GM Truck Club
Founded in 2004 ~ We're the #1 Chevy Truck & SUV Forum.
Silverado & Sierra | Tahoe & Yukon | Suburban & Yukon XL | SUV & CROSSOVER
Results 1 to 5 of 5

Threaded View

  1. #1
    Jr. Apprentice
    Join Date
    Jun 2012
    Cincinnati, OH

    Default Transmission Fluid Change Gone Wrong


    Due to delayed shifts I decided to spend some time checking/working on my transmission/differentials. I have had the truck for some time and I do not know when these were done last. Hoping that serious damage had not already been done, I busted out my Haynes and some how-to articles and decided the first step would be flushing/changing the fluid. Picked up the fluid and my deep filter and went to work.

    To start, my drain plug was stripped and fused to the pan; not even PB blaster could help me (strange). I was able to at first with moderate success remove some of the pan bolts without spilling transmission fluid everywhere. There were a few spots where other brackets/interfaces got in the way, so I removed what I could. There was one bolt however in the corner closest to the shift linkage that was determined to be a royal PITA. Trying to get this out was at first challenging, but with enough adjustment, man grunting and hand soaked in transmission fluid, I was able to get it out. The mess was getting worse, but for all intensive purposes I was confident it was something the kitty liter would handle.

    I started to work to remove the pan as gingerly as possible, never having broken it open before I did not know what fragile components were being protected directly above it. It was clear that the forming of the pan was to make space for these components, as there was very little space to maneuver the pan around. I tilted it to spill as much of the fluid in to the drain as possible. Realizing the the shift linkage bracket was still in the way, and the only bolt I could feel was rusted like a piece of steel in the dead sea; I knew I was going to have to get creative.

    Using my new stanley super wonder bar, and continued to pry the bracket out of the way to gain clearance without damaging other transmission components. I worked to finagle the pan for the next <insert more time than I am willing to admit> with no success. It seems like the How-To suggests the pan is removed starting from the back end first, but this is not possible with the exhaust pipe that crosses over in the way. It can not be translated over any further because of the bracket/shift linkage, and virtually every movement contacts something above (ie what the pan is protecting). I retired for the evening a broken man at around 11PM, and proceeded to console my irritation with a 1lb burger; which worked to perfection.
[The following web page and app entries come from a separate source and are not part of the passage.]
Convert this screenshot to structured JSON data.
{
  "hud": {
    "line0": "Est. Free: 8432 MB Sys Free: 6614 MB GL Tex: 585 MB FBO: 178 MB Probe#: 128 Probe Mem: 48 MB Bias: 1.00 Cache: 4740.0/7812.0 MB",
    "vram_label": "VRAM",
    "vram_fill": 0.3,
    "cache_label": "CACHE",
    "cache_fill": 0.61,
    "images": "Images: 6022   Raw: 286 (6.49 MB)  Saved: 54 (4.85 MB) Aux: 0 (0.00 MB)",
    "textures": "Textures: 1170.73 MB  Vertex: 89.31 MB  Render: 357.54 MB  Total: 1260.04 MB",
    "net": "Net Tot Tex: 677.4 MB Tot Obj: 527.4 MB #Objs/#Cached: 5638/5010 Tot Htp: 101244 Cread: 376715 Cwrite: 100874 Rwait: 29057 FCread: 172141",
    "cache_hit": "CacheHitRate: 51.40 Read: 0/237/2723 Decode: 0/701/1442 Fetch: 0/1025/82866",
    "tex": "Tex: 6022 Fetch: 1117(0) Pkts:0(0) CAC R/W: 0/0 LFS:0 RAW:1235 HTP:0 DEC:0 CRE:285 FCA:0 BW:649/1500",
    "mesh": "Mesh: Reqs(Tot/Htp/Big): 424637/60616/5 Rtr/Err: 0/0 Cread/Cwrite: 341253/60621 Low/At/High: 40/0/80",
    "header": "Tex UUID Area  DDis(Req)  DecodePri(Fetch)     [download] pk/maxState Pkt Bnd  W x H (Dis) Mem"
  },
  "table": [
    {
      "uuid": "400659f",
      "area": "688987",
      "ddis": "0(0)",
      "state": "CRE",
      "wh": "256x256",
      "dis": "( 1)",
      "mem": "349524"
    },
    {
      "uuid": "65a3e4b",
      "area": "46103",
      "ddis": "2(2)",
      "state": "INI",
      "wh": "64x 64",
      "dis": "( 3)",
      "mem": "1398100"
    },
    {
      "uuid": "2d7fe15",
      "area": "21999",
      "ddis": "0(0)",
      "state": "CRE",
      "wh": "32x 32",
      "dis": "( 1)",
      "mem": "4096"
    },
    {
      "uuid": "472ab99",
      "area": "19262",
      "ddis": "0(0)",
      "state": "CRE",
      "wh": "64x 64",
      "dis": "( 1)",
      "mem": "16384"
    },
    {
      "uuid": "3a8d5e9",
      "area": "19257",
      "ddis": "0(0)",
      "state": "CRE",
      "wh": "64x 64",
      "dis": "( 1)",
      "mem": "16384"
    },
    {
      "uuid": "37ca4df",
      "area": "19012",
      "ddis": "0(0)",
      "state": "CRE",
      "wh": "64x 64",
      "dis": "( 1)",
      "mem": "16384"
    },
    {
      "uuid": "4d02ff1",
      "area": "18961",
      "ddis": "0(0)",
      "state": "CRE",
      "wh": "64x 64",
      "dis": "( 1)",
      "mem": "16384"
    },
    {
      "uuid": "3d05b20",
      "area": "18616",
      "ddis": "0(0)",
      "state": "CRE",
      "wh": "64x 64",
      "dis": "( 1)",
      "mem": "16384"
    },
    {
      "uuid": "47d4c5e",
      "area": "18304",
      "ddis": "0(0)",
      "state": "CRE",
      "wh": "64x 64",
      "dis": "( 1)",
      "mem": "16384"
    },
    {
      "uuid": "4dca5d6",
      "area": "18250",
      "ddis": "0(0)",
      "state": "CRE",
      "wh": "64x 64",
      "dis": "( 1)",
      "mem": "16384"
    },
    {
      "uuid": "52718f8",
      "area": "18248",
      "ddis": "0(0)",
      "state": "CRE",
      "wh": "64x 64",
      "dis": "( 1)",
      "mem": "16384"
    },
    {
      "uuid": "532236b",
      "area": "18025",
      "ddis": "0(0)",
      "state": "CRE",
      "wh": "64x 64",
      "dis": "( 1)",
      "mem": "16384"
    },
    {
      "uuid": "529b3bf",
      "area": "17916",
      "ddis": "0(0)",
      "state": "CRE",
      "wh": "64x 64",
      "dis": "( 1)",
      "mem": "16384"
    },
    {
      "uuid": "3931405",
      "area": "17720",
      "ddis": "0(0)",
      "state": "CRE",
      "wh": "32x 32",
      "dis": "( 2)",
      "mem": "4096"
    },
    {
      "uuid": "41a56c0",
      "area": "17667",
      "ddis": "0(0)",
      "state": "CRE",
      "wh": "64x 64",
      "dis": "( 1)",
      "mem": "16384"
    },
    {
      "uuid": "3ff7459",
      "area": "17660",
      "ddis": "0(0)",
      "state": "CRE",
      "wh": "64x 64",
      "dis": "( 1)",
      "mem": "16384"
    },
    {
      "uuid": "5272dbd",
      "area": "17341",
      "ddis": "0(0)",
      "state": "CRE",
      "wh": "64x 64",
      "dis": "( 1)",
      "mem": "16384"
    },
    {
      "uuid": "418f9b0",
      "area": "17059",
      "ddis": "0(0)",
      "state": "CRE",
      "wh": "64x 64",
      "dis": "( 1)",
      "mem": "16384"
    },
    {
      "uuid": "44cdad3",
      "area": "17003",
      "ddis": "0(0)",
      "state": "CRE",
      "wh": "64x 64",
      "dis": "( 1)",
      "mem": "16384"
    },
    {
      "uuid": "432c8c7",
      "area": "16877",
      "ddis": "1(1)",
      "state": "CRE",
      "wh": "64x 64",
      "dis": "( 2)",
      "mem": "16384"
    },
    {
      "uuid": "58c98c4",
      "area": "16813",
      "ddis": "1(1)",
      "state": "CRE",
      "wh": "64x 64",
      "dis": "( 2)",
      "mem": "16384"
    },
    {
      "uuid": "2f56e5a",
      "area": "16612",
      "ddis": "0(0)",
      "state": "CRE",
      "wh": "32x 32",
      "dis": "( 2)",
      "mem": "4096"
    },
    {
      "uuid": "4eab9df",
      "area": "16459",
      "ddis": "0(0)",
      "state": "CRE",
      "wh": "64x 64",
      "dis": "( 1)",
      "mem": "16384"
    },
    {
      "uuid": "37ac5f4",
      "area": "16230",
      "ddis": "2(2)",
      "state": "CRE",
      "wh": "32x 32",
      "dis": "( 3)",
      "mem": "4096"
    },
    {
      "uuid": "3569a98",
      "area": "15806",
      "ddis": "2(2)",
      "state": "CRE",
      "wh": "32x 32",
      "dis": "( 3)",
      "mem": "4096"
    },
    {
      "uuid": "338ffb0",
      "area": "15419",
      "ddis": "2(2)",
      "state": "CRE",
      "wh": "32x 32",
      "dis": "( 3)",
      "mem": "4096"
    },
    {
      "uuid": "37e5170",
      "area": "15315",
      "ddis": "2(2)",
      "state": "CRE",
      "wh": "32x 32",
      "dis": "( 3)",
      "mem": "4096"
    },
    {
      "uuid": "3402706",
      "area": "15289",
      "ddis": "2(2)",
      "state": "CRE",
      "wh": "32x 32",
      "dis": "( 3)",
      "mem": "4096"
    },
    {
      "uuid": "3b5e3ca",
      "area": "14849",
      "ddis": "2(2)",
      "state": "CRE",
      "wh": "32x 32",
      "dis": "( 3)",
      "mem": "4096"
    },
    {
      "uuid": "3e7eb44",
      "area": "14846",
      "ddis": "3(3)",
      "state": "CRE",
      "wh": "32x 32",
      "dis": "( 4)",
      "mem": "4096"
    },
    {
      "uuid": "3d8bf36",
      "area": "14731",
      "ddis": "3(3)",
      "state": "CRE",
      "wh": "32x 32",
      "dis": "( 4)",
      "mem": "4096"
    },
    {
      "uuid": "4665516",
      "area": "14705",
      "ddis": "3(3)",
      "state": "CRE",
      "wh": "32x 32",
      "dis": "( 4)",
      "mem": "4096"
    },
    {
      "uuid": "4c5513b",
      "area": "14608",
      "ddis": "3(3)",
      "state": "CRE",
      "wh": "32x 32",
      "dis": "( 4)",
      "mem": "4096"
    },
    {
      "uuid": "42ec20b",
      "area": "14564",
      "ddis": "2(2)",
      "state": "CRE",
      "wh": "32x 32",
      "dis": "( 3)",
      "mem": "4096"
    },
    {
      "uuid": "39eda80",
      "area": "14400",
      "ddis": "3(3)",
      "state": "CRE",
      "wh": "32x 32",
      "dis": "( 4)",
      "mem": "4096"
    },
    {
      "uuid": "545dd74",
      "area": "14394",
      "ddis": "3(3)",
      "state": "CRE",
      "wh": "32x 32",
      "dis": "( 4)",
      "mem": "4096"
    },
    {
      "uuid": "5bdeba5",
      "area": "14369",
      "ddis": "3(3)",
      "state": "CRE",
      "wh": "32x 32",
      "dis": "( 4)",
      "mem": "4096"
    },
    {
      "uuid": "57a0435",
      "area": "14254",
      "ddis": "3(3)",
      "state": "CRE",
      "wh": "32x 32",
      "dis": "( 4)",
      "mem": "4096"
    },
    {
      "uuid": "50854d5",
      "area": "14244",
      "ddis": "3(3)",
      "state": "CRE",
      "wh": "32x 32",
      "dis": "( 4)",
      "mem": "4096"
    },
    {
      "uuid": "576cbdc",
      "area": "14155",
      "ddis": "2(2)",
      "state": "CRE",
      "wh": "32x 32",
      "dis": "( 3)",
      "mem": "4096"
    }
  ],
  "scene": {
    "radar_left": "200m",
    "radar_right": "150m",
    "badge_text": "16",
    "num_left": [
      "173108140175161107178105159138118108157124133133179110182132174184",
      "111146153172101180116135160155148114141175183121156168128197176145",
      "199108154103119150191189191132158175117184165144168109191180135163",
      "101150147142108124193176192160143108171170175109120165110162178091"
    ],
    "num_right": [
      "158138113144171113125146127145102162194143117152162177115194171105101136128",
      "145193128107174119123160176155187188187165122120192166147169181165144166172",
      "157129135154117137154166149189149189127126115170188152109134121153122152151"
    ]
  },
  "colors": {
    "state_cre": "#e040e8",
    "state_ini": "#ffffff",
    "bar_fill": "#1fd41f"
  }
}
    The way I see it, I only have a few choices:
    1. Drop the exhaust and try to move the pan without it in the way
    2. Cut the bracket with a dremmel tool (hope transmission fluid isn't too flammable)

    The bracket is rusted, so I figure I'll have to deal with that one later anyway; so cutting it doesn't bother me. Speak up to let me know if I am doing something wrong before I do something stupid. Thanks!

    Last edited by Fraterado1855; 06-17-2012 at 10:54 AM.
    2000 Chevrolet Silverado LS Z71 Ext Cab + Long Box
    2002 Suzuki SV650S
    1992 Eagle Talon TSi

Similar Threads

  1. Transmission Fluid Change
    By makthenif in forum Chevy Suburban Forum (GMC Yukon XL)
    Replies: 29
    Last Post: 02-24-2012, 10:25 AM
  2. Replies: 7
    Last Post: 11-29-2010, 07:44 AM
  3. complete transmission fluid change
    By mvoss2576 in forum GM Powertrain
    Replies: 8
    Last Post: 03-02-2010, 04:27 PM
  4. Auto transmission fluid change
    By shotgunner in forum General Chevy & GM Tech Questions
    Replies: 3
    Last Post: 01-31-2010, 07:03 AM
  5. No power after transmission fluid change... help
    By dgajr in forum GM Powertrain
    Replies: 3
    Last Post: 07-18-2009, 06:32 PM

Tags for this Thread

Posting Permissions

  • You may not post new threads
  • You may not post replies
  • You may not post attachments
  • You may not edit your posts